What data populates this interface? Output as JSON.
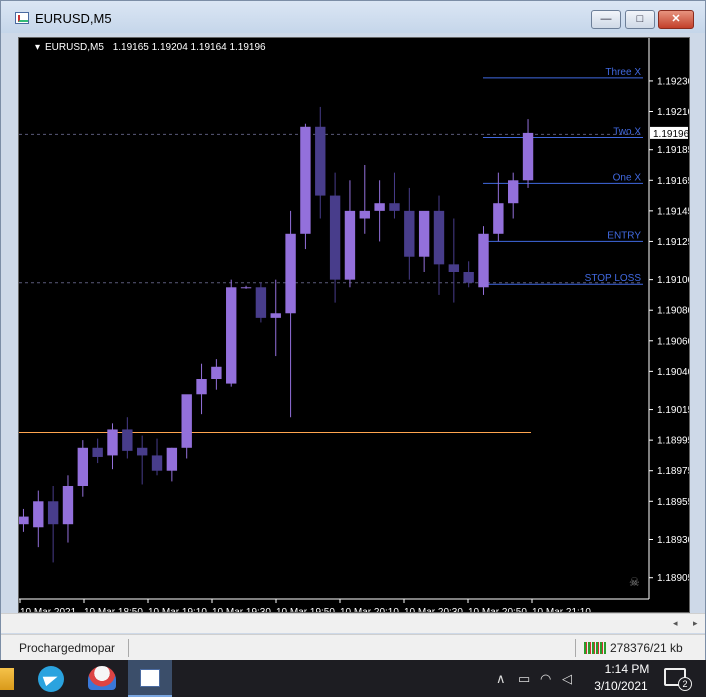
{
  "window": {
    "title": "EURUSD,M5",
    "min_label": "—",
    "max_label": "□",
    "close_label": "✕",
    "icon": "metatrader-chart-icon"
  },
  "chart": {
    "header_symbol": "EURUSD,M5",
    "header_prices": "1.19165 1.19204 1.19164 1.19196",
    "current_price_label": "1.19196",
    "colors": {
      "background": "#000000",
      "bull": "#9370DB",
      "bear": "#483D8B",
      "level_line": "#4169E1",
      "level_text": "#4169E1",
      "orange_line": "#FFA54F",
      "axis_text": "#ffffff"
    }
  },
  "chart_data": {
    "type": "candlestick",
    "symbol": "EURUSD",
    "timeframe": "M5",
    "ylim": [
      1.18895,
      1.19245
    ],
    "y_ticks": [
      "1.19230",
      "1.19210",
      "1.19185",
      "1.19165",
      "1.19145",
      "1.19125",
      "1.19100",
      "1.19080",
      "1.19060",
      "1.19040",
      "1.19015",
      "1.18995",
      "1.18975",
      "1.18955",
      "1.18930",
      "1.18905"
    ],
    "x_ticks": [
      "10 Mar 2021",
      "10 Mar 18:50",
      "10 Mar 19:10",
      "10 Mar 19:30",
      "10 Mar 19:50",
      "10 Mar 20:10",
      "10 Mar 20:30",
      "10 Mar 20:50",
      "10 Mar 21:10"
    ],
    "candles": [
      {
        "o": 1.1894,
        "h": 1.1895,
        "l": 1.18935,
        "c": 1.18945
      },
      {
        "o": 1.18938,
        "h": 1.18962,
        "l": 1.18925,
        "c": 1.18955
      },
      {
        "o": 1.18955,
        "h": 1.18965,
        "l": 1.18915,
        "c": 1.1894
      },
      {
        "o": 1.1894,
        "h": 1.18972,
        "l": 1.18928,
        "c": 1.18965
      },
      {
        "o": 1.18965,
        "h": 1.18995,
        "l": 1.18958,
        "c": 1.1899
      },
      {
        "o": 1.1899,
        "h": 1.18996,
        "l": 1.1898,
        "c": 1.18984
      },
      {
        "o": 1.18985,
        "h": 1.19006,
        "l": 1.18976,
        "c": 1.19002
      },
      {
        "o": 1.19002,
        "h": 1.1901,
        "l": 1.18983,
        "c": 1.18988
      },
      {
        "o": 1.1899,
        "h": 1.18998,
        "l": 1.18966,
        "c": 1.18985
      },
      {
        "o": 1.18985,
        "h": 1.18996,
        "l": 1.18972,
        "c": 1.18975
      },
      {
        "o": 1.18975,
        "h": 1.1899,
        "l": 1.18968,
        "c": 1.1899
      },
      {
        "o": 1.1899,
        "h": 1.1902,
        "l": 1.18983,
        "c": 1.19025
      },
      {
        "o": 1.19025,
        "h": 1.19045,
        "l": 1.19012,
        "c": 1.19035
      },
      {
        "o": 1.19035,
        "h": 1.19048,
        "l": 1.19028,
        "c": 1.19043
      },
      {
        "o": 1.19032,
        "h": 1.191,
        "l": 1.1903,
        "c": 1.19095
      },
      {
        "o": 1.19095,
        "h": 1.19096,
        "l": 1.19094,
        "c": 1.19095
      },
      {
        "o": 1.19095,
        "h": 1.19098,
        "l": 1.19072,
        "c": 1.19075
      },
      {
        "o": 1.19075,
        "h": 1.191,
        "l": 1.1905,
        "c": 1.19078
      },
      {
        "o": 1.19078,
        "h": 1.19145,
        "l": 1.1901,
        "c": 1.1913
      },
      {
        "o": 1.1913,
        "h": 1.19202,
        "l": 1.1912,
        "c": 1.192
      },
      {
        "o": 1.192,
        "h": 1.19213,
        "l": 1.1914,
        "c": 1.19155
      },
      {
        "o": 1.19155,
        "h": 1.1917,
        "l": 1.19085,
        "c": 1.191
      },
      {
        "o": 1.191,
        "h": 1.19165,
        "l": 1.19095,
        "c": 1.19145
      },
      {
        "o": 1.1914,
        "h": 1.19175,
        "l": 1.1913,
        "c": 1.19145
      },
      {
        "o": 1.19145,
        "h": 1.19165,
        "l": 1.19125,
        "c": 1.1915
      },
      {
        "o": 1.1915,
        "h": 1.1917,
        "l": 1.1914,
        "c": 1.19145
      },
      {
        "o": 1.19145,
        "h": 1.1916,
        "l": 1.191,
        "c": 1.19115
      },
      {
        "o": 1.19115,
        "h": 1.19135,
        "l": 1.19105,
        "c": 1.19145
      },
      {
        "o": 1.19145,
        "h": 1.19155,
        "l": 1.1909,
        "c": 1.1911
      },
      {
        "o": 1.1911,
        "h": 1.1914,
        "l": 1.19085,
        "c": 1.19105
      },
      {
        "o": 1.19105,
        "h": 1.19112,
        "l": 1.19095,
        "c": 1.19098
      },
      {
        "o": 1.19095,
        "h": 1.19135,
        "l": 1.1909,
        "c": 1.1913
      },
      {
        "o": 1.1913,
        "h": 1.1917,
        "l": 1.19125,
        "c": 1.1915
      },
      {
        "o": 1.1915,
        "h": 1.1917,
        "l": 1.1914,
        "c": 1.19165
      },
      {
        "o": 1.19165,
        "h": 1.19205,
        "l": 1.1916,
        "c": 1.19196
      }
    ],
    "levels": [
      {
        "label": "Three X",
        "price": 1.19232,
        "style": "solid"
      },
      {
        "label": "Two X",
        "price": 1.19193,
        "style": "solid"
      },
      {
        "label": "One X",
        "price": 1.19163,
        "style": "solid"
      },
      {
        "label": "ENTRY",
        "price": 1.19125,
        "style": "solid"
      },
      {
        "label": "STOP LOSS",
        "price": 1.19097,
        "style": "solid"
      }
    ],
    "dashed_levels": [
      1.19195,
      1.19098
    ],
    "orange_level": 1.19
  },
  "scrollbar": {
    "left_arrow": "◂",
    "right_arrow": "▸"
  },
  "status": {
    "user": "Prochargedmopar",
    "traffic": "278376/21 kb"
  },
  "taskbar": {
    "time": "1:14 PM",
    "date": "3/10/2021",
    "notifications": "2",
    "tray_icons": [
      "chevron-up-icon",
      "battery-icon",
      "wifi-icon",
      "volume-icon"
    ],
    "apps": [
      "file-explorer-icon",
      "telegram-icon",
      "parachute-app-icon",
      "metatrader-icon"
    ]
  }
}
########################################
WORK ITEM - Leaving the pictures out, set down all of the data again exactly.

RESULT OF THE TASK -
What data populates this interface? Output as JSON.
{
  "window": {
    "title": "EURUSD,M5",
    "min_label": "—",
    "max_label": "□",
    "close_label": "✕",
    "icon": "metatrader-chart-icon"
  },
  "chart": {
    "header_symbol": "EURUSD,M5",
    "header_prices": "1.19165 1.19204 1.19164 1.19196",
    "current_price_label": "1.19196",
    "colors": {
      "background": "#000000",
      "bull": "#9370DB",
      "bear": "#483D8B",
      "level_line": "#4169E1",
      "level_text": "#4169E1",
      "orange_line": "#FFA54F",
      "axis_text": "#ffffff"
    }
  },
  "chart_data": {
    "type": "candlestick",
    "symbol": "EURUSD",
    "timeframe": "M5",
    "ylim": [
      1.18895,
      1.19245
    ],
    "y_ticks": [
      "1.19230",
      "1.19210",
      "1.19185",
      "1.19165",
      "1.19145",
      "1.19125",
      "1.19100",
      "1.19080",
      "1.19060",
      "1.19040",
      "1.19015",
      "1.18995",
      "1.18975",
      "1.18955",
      "1.18930",
      "1.18905"
    ],
    "x_ticks": [
      "10 Mar 2021",
      "10 Mar 18:50",
      "10 Mar 19:10",
      "10 Mar 19:30",
      "10 Mar 19:50",
      "10 Mar 20:10",
      "10 Mar 20:30",
      "10 Mar 20:50",
      "10 Mar 21:10"
    ],
    "candles": [
      {
        "o": 1.1894,
        "h": 1.1895,
        "l": 1.18935,
        "c": 1.18945
      },
      {
        "o": 1.18938,
        "h": 1.18962,
        "l": 1.18925,
        "c": 1.18955
      },
      {
        "o": 1.18955,
        "h": 1.18965,
        "l": 1.18915,
        "c": 1.1894
      },
      {
        "o": 1.1894,
        "h": 1.18972,
        "l": 1.18928,
        "c": 1.18965
      },
      {
        "o": 1.18965,
        "h": 1.18995,
        "l": 1.18958,
        "c": 1.1899
      },
      {
        "o": 1.1899,
        "h": 1.18996,
        "l": 1.1898,
        "c": 1.18984
      },
      {
        "o": 1.18985,
        "h": 1.19006,
        "l": 1.18976,
        "c": 1.19002
      },
      {
        "o": 1.19002,
        "h": 1.1901,
        "l": 1.18983,
        "c": 1.18988
      },
      {
        "o": 1.1899,
        "h": 1.18998,
        "l": 1.18966,
        "c": 1.18985
      },
      {
        "o": 1.18985,
        "h": 1.18996,
        "l": 1.18972,
        "c": 1.18975
      },
      {
        "o": 1.18975,
        "h": 1.1899,
        "l": 1.18968,
        "c": 1.1899
      },
      {
        "o": 1.1899,
        "h": 1.1902,
        "l": 1.18983,
        "c": 1.19025
      },
      {
        "o": 1.19025,
        "h": 1.19045,
        "l": 1.19012,
        "c": 1.19035
      },
      {
        "o": 1.19035,
        "h": 1.19048,
        "l": 1.19028,
        "c": 1.19043
      },
      {
        "o": 1.19032,
        "h": 1.191,
        "l": 1.1903,
        "c": 1.19095
      },
      {
        "o": 1.19095,
        "h": 1.19096,
        "l": 1.19094,
        "c": 1.19095
      },
      {
        "o": 1.19095,
        "h": 1.19098,
        "l": 1.19072,
        "c": 1.19075
      },
      {
        "o": 1.19075,
        "h": 1.191,
        "l": 1.1905,
        "c": 1.19078
      },
      {
        "o": 1.19078,
        "h": 1.19145,
        "l": 1.1901,
        "c": 1.1913
      },
      {
        "o": 1.1913,
        "h": 1.19202,
        "l": 1.1912,
        "c": 1.192
      },
      {
        "o": 1.192,
        "h": 1.19213,
        "l": 1.1914,
        "c": 1.19155
      },
      {
        "o": 1.19155,
        "h": 1.1917,
        "l": 1.19085,
        "c": 1.191
      },
      {
        "o": 1.191,
        "h": 1.19165,
        "l": 1.19095,
        "c": 1.19145
      },
      {
        "o": 1.1914,
        "h": 1.19175,
        "l": 1.1913,
        "c": 1.19145
      },
      {
        "o": 1.19145,
        "h": 1.19165,
        "l": 1.19125,
        "c": 1.1915
      },
      {
        "o": 1.1915,
        "h": 1.1917,
        "l": 1.1914,
        "c": 1.19145
      },
      {
        "o": 1.19145,
        "h": 1.1916,
        "l": 1.191,
        "c": 1.19115
      },
      {
        "o": 1.19115,
        "h": 1.19135,
        "l": 1.19105,
        "c": 1.19145
      },
      {
        "o": 1.19145,
        "h": 1.19155,
        "l": 1.1909,
        "c": 1.1911
      },
      {
        "o": 1.1911,
        "h": 1.1914,
        "l": 1.19085,
        "c": 1.19105
      },
      {
        "o": 1.19105,
        "h": 1.19112,
        "l": 1.19095,
        "c": 1.19098
      },
      {
        "o": 1.19095,
        "h": 1.19135,
        "l": 1.1909,
        "c": 1.1913
      },
      {
        "o": 1.1913,
        "h": 1.1917,
        "l": 1.19125,
        "c": 1.1915
      },
      {
        "o": 1.1915,
        "h": 1.1917,
        "l": 1.1914,
        "c": 1.19165
      },
      {
        "o": 1.19165,
        "h": 1.19205,
        "l": 1.1916,
        "c": 1.19196
      }
    ],
    "levels": [
      {
        "label": "Three X",
        "price": 1.19232,
        "style": "solid"
      },
      {
        "label": "Two X",
        "price": 1.19193,
        "style": "solid"
      },
      {
        "label": "One X",
        "price": 1.19163,
        "style": "solid"
      },
      {
        "label": "ENTRY",
        "price": 1.19125,
        "style": "solid"
      },
      {
        "label": "STOP LOSS",
        "price": 1.19097,
        "style": "solid"
      }
    ],
    "dashed_levels": [
      1.19195,
      1.19098
    ],
    "orange_level": 1.19
  },
  "scrollbar": {
    "left_arrow": "◂",
    "right_arrow": "▸"
  },
  "status": {
    "user": "Prochargedmopar",
    "traffic": "278376/21 kb"
  },
  "taskbar": {
    "time": "1:14 PM",
    "date": "3/10/2021",
    "notifications": "2",
    "tray_icons": [
      "chevron-up-icon",
      "battery-icon",
      "wifi-icon",
      "volume-icon"
    ],
    "apps": [
      "file-explorer-icon",
      "telegram-icon",
      "parachute-app-icon",
      "metatrader-icon"
    ]
  }
}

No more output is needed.